With these special court appearances, the individuals, judges, attorneys, mental health care professionals, advocates, family members, and others involved in the process meet under conditions more favorable than in a traditional criminal court setting. Several means exist to address the underlying mental health issues related to the criminal act. The individual with mental illness and the court sometimes agree to a mandatory outpatient treatment agreement. Court orders specify that, as a condition of a suspended sentence, the individual must meet certain criteria—take medications as directed, make scheduled mental health care appointments, and pay restitution for damages incurred during the episode. Another concern consists of diminishing the stigma attached to mental illness. Many persons with mental illnesses prefer to be labeled a criminal, rather than mentally ill.5 This clearly indicates the depth of onus attached to these illnesses.
Cooperation between agencies constitutes a key element to successfully implementing a CIT. The investment from all stakeholders—law enforcement, mental health care professionals, advocacy groups, family members, the judicial system, and other concerned community organizations—serves a vital role in organizing and sustaining the process. There are over 2,500 law enforcement agencies across the United States, in addition to some international locations, that have maintained CITs for several years.6 Organizing, planning, and maintaining a CIT requires hard work and dedication. Teams formed with committed participants are the most likely to succeed.
Many agencies use similar models for responding to service calls involving mental health crises. When a model meets the needs of the community, there is no reason to change. A writer and university professor once said, “There is nothing as useless as doing efficiently that which should not be done at all.”7 Therefore, if changing models serves only to moderately improve efficiency then adopting that measure is not necessary.

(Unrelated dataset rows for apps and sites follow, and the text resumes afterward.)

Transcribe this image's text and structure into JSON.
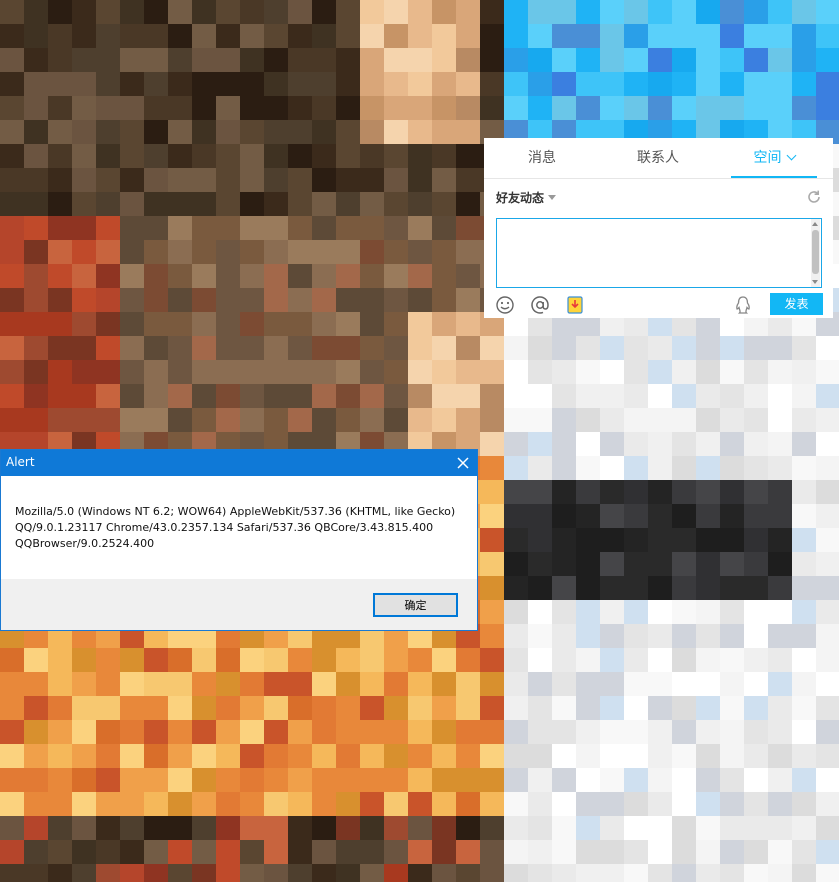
{
  "qq_panel": {
    "tabs": [
      {
        "label": "消息",
        "active": false
      },
      {
        "label": "联系人",
        "active": false
      },
      {
        "label": "空间",
        "active": true
      }
    ],
    "feed": {
      "label": "好友动态",
      "post_text": "",
      "send_label": "发表"
    },
    "toolbar_icons": [
      "emoji-icon",
      "mention-icon",
      "image-icon",
      "qq-penguin-icon"
    ],
    "accent_color": "#12b7f5"
  },
  "alert": {
    "title": "Alert",
    "message": "Mozilla/5.0 (Windows NT 6.2; WOW64) AppleWebKit/537.36 (KHTML, like Gecko)\nQQ/9.0.1.23117 Chrome/43.0.2357.134 Safari/537.36 QBCore/3.43.815.400\nQQBrowser/9.0.2524.400",
    "ok_label": "确定",
    "title_color": "#0f79d7"
  }
}
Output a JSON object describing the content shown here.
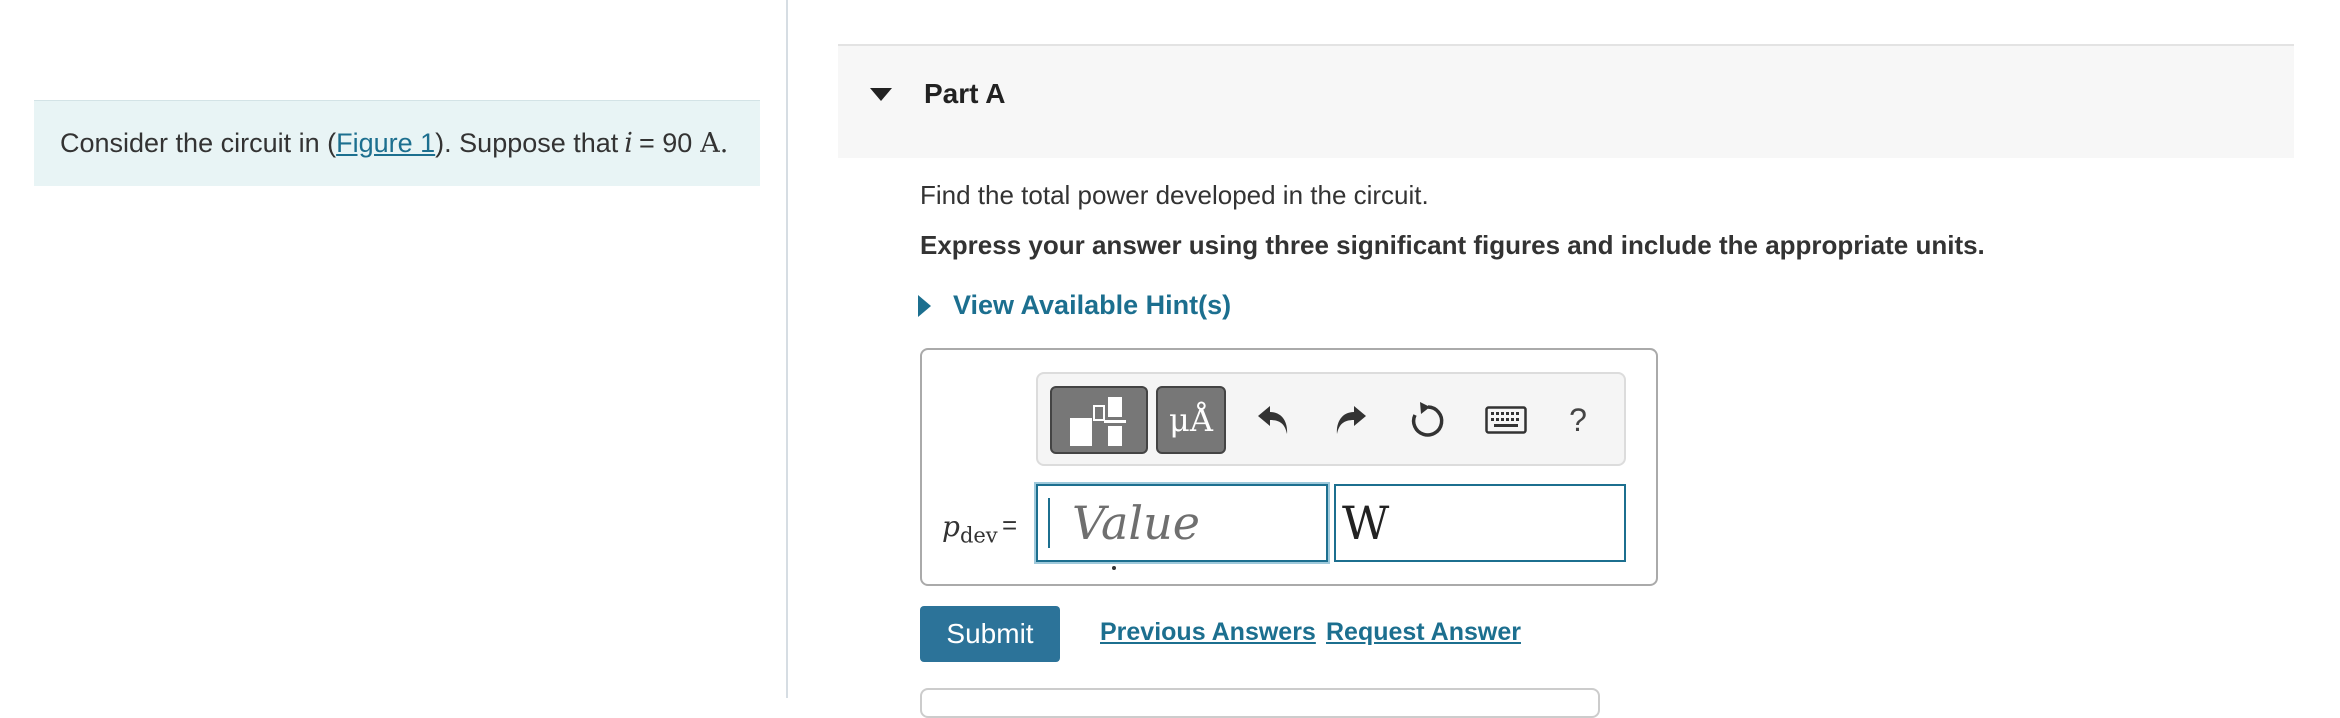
{
  "problem": {
    "prefix": "Consider the circuit in (",
    "figure_link": "Figure 1",
    "suffix": "). Suppose that",
    "variable": "i",
    "equals": "= 90",
    "unit": "A."
  },
  "part": {
    "title": "Part A",
    "question": "Find the total power developed in the circuit.",
    "instruction": "Express your answer using three significant figures and include the appropriate units.",
    "hint_link": "View Available Hint(s)"
  },
  "toolbar": {
    "templates_icon": "templates-icon",
    "units_label": "μÅ",
    "undo_icon": "undo-icon",
    "redo_icon": "redo-icon",
    "reset_icon": "reset-icon",
    "keyboard_icon": "keyboard-icon",
    "help_label": "?"
  },
  "answer": {
    "variable_main": "p",
    "variable_sub": "dev",
    "equals": "=",
    "value_placeholder": "Value",
    "value": "",
    "unit_value": "W"
  },
  "actions": {
    "submit_label": "Submit",
    "previous_answers_label": "Previous Answers",
    "request_answer_label": "Request Answer"
  },
  "colors": {
    "accent": "#1c6f8f",
    "submit_bg": "#2c7399",
    "problem_bg": "#e8f4f5",
    "part_header_bg": "#f7f7f7"
  }
}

Ideally, agencies consider a variety of factors before instituting the Crisis Intervention Team process. Careful consideration for identifying community needs, available resources, and level of cooperation and interest from stakeholders all play an important role in the success of the CIT process. Agencies should understand that providing some training in this area is better than supplying none at all.8 For law enforcement organizations seriously considering revitalizing an existing strategic plan or implementing a new model for responding to mental health crises, a CIT presents an excellent option.9
1 National Alliance on Mental Illness (NAMI), www.nami.org (accessed April 10, 2012).
2 National Survey on Drug Use and Health, www.nimh.nih.gov/statistics/SMI_AASR.shtml (accessed April 10, 2012).
3 Quote from Tony (Anthony) Robbins, American life coach, motivational speaker, and bestselling writer.
4 National Alliance on Mental Illness (NAMI).
5 The Crisis Intervention Institute at the University of Memphis, Memphis, Tennessee, www.cit.memphis.edu (accessed April 16, 2012).
6 U.S. Department of Justice, Office of Community Oriented Policing Services, People with Mental Illness, (Washington, DC, 2006).
7 Quote from Peter Drucker, writer, management consultant, university professor, and 2002 Presidential Medal of Freedom winner.
8 National Alliance on Mental Illness (NAMI).
9 National Alliance on Mental Illness (NAMI).